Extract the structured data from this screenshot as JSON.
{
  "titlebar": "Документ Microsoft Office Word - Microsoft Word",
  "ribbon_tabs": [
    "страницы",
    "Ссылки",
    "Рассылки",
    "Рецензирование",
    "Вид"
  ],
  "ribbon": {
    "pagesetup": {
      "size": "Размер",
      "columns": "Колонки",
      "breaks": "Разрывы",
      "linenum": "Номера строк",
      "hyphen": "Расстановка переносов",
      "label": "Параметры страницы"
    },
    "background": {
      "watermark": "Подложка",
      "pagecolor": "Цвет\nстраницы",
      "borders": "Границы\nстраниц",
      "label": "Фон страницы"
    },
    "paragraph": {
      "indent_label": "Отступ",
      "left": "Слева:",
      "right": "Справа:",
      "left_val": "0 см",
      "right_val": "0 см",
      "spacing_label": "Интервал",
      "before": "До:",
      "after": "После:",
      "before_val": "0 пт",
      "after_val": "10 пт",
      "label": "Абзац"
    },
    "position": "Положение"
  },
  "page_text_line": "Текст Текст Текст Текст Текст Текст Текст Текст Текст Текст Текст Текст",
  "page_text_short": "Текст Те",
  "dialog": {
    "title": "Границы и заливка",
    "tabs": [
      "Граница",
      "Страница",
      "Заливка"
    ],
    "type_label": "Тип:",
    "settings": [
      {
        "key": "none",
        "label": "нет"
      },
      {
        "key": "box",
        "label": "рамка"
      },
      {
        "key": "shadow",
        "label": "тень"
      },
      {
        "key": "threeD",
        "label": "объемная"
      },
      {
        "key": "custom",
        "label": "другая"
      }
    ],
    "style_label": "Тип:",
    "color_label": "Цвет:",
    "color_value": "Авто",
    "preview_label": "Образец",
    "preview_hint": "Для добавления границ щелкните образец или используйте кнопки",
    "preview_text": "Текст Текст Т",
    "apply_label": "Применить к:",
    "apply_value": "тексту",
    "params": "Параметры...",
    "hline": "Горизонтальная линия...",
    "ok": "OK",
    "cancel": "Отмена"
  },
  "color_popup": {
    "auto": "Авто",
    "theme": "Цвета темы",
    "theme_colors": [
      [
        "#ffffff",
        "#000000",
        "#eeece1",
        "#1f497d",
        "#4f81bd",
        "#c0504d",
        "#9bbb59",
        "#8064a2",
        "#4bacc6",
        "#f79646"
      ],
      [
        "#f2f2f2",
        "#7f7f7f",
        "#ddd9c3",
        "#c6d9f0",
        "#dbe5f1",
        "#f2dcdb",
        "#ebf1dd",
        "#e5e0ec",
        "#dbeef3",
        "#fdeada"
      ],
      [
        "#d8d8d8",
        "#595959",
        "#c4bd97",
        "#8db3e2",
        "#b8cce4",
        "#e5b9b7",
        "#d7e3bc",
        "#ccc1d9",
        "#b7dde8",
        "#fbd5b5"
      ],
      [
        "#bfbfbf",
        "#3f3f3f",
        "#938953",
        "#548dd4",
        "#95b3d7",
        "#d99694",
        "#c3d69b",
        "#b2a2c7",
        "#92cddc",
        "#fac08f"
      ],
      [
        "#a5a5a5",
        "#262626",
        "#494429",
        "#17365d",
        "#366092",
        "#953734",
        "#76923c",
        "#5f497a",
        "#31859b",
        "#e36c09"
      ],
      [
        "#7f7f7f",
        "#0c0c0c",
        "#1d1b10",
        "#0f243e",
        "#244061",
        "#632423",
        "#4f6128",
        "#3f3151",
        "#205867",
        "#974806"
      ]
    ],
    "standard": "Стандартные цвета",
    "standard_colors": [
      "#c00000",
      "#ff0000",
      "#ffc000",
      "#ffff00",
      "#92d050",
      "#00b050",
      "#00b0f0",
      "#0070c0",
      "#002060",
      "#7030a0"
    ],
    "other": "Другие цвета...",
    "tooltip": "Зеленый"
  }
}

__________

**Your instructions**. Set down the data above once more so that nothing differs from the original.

**Response below**.
Extract the structured data from this screenshot as JSON.
{
  "titlebar": "Документ Microsoft Office Word - Microsoft Word",
  "ribbon_tabs": [
    "страницы",
    "Ссылки",
    "Рассылки",
    "Рецензирование",
    "Вид"
  ],
  "ribbon": {
    "pagesetup": {
      "size": "Размер",
      "columns": "Колонки",
      "breaks": "Разрывы",
      "linenum": "Номера строк",
      "hyphen": "Расстановка переносов",
      "label": "Параметры страницы"
    },
    "background": {
      "watermark": "Подложка",
      "pagecolor": "Цвет\nстраницы",
      "borders": "Границы\nстраниц",
      "label": "Фон страницы"
    },
    "paragraph": {
      "indent_label": "Отступ",
      "left": "Слева:",
      "right": "Справа:",
      "left_val": "0 см",
      "right_val": "0 см",
      "spacing_label": "Интервал",
      "before": "До:",
      "after": "После:",
      "before_val": "0 пт",
      "after_val": "10 пт",
      "label": "Абзац"
    },
    "position": "Положение"
  },
  "page_text_line": "Текст Текст Текст Текст Текст Текст Текст Текст Текст Текст Текст Текст",
  "page_text_short": "Текст Те",
  "dialog": {
    "title": "Границы и заливка",
    "tabs": [
      "Граница",
      "Страница",
      "Заливка"
    ],
    "type_label": "Тип:",
    "settings": [
      {
        "key": "none",
        "label": "нет"
      },
      {
        "key": "box",
        "label": "рамка"
      },
      {
        "key": "shadow",
        "label": "тень"
      },
      {
        "key": "threeD",
        "label": "объемная"
      },
      {
        "key": "custom",
        "label": "другая"
      }
    ],
    "style_label": "Тип:",
    "color_label": "Цвет:",
    "color_value": "Авто",
    "preview_label": "Образец",
    "preview_hint": "Для добавления границ щелкните образец или используйте кнопки",
    "preview_text": "Текст Текст Т",
    "apply_label": "Применить к:",
    "apply_value": "тексту",
    "params": "Параметры...",
    "hline": "Горизонтальная линия...",
    "ok": "OK",
    "cancel": "Отмена"
  },
  "color_popup": {
    "auto": "Авто",
    "theme": "Цвета темы",
    "theme_colors": [
      [
        "#ffffff",
        "#000000",
        "#eeece1",
        "#1f497d",
        "#4f81bd",
        "#c0504d",
        "#9bbb59",
        "#8064a2",
        "#4bacc6",
        "#f79646"
      ],
      [
        "#f2f2f2",
        "#7f7f7f",
        "#ddd9c3",
        "#c6d9f0",
        "#dbe5f1",
        "#f2dcdb",
        "#ebf1dd",
        "#e5e0ec",
        "#dbeef3",
        "#fdeada"
      ],
      [
        "#d8d8d8",
        "#595959",
        "#c4bd97",
        "#8db3e2",
        "#b8cce4",
        "#e5b9b7",
        "#d7e3bc",
        "#ccc1d9",
        "#b7dde8",
        "#fbd5b5"
      ],
      [
        "#bfbfbf",
        "#3f3f3f",
        "#938953",
        "#548dd4",
        "#95b3d7",
        "#d99694",
        "#c3d69b",
        "#b2a2c7",
        "#92cddc",
        "#fac08f"
      ],
      [
        "#a5a5a5",
        "#262626",
        "#494429",
        "#17365d",
        "#366092",
        "#953734",
        "#76923c",
        "#5f497a",
        "#31859b",
        "#e36c09"
      ],
      [
        "#7f7f7f",
        "#0c0c0c",
        "#1d1b10",
        "#0f243e",
        "#244061",
        "#632423",
        "#4f6128",
        "#3f3151",
        "#205867",
        "#974806"
      ]
    ],
    "standard": "Стандартные цвета",
    "standard_colors": [
      "#c00000",
      "#ff0000",
      "#ffc000",
      "#ffff00",
      "#92d050",
      "#00b050",
      "#00b0f0",
      "#0070c0",
      "#002060",
      "#7030a0"
    ],
    "other": "Другие цвета...",
    "tooltip": "Зеленый"
  }
}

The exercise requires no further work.